Dataset rows describing interfaces:
<<<<
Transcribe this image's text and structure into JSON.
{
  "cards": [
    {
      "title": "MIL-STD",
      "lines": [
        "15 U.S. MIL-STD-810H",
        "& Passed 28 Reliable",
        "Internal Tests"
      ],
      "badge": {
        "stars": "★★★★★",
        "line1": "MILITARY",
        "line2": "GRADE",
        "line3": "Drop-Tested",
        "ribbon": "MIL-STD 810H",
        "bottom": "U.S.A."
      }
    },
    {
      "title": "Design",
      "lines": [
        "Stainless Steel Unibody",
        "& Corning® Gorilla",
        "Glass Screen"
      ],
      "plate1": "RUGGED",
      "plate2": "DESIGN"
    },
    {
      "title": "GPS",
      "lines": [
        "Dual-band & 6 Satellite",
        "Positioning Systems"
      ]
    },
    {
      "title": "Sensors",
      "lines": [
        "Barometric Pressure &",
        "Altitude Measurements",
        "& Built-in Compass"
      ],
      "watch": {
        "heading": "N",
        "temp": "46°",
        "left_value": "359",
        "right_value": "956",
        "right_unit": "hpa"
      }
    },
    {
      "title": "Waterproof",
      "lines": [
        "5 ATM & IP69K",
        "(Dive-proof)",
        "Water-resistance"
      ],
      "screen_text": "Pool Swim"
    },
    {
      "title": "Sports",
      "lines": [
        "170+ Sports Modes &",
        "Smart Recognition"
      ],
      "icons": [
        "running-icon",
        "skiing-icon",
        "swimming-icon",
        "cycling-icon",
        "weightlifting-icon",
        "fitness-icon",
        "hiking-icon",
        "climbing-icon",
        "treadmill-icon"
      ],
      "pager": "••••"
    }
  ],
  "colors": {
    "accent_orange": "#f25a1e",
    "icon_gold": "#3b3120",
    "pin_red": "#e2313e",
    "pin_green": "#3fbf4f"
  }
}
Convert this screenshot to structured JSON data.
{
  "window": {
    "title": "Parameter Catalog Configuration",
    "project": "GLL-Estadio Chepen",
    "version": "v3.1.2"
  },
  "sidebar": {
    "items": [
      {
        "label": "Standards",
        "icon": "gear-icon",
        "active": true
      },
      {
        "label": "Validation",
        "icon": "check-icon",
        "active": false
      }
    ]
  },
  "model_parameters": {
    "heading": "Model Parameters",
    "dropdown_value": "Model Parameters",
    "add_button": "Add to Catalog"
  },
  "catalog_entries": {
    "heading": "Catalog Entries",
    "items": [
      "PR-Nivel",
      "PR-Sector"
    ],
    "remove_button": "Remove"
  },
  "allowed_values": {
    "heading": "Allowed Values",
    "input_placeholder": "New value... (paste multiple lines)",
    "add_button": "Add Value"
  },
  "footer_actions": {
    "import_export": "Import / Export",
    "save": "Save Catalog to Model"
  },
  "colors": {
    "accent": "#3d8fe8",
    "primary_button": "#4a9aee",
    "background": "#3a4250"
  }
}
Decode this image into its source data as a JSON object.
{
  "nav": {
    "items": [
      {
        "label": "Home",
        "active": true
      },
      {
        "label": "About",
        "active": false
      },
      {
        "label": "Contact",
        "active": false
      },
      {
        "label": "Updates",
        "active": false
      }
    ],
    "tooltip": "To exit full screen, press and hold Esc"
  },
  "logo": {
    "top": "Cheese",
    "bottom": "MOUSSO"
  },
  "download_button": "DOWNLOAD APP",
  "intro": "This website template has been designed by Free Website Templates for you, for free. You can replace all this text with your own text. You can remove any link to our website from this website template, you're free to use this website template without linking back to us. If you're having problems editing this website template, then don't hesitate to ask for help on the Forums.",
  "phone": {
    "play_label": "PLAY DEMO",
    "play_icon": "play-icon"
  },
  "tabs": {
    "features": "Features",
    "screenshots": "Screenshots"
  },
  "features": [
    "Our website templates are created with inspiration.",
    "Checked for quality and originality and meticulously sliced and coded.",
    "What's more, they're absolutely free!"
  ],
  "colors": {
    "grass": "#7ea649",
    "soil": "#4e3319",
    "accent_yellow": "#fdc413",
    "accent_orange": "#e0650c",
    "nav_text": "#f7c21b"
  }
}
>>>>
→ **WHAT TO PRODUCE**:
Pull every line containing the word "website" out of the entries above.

→ **SOLUTION FOR THIS PROBLEM**:
  "intro": "This website template has been designed by Free Website Templates for you, for free. You can replace all this text with your own text. You can remove any link to our website from this website template, you're free to use this website template without linking back to us. If you're having problems editing this website template, then don't hesitate to ask for help on the Forums.",
    "Our website templates are created with inspiration.",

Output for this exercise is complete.